━━━━━ RECORDS FOR THE EXERCISE ━━━━━

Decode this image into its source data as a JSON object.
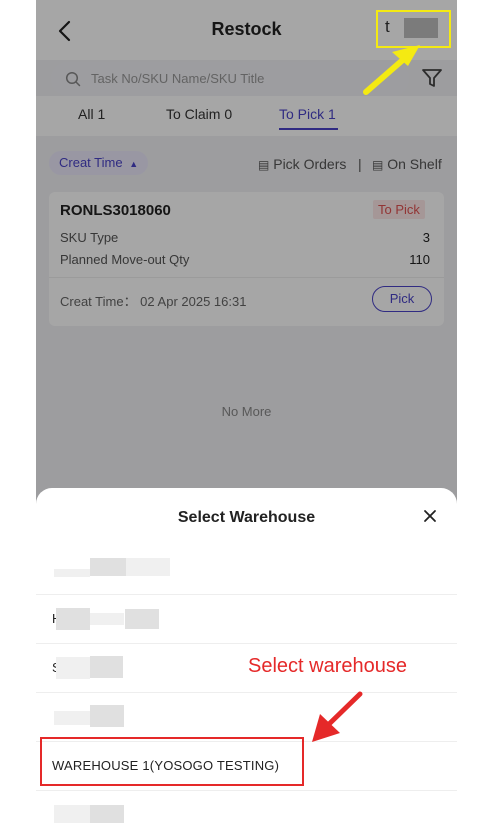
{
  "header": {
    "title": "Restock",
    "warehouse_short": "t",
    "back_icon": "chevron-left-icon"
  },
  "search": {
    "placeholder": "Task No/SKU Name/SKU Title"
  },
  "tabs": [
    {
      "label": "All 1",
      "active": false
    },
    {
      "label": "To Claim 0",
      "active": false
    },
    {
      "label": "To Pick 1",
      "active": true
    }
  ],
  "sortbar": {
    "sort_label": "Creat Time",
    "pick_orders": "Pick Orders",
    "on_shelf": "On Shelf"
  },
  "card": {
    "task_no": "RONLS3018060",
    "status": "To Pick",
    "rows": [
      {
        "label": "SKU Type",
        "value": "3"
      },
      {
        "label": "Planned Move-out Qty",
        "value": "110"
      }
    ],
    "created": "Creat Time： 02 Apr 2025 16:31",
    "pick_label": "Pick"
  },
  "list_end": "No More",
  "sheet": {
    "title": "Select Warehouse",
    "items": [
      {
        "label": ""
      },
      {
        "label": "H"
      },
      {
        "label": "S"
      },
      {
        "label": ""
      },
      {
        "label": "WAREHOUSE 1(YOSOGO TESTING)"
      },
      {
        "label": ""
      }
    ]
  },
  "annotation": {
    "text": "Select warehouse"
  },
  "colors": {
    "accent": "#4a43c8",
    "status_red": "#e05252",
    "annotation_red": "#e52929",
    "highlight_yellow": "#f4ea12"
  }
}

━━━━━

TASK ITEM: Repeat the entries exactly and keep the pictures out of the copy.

WRITTEN RESPONSE:
Decode this image into its source data as a JSON object.
{
  "header": {
    "title": "Restock",
    "warehouse_short": "t",
    "back_icon": "chevron-left-icon"
  },
  "search": {
    "placeholder": "Task No/SKU Name/SKU Title"
  },
  "tabs": [
    {
      "label": "All 1",
      "active": false
    },
    {
      "label": "To Claim 0",
      "active": false
    },
    {
      "label": "To Pick 1",
      "active": true
    }
  ],
  "sortbar": {
    "sort_label": "Creat Time",
    "pick_orders": "Pick Orders",
    "on_shelf": "On Shelf"
  },
  "card": {
    "task_no": "RONLS3018060",
    "status": "To Pick",
    "rows": [
      {
        "label": "SKU Type",
        "value": "3"
      },
      {
        "label": "Planned Move-out Qty",
        "value": "110"
      }
    ],
    "created": "Creat Time： 02 Apr 2025 16:31",
    "pick_label": "Pick"
  },
  "list_end": "No More",
  "sheet": {
    "title": "Select Warehouse",
    "items": [
      {
        "label": ""
      },
      {
        "label": "H"
      },
      {
        "label": "S"
      },
      {
        "label": ""
      },
      {
        "label": "WAREHOUSE 1(YOSOGO TESTING)"
      },
      {
        "label": ""
      }
    ]
  },
  "annotation": {
    "text": "Select warehouse"
  },
  "colors": {
    "accent": "#4a43c8",
    "status_red": "#e05252",
    "annotation_red": "#e52929",
    "highlight_yellow": "#f4ea12"
  }
}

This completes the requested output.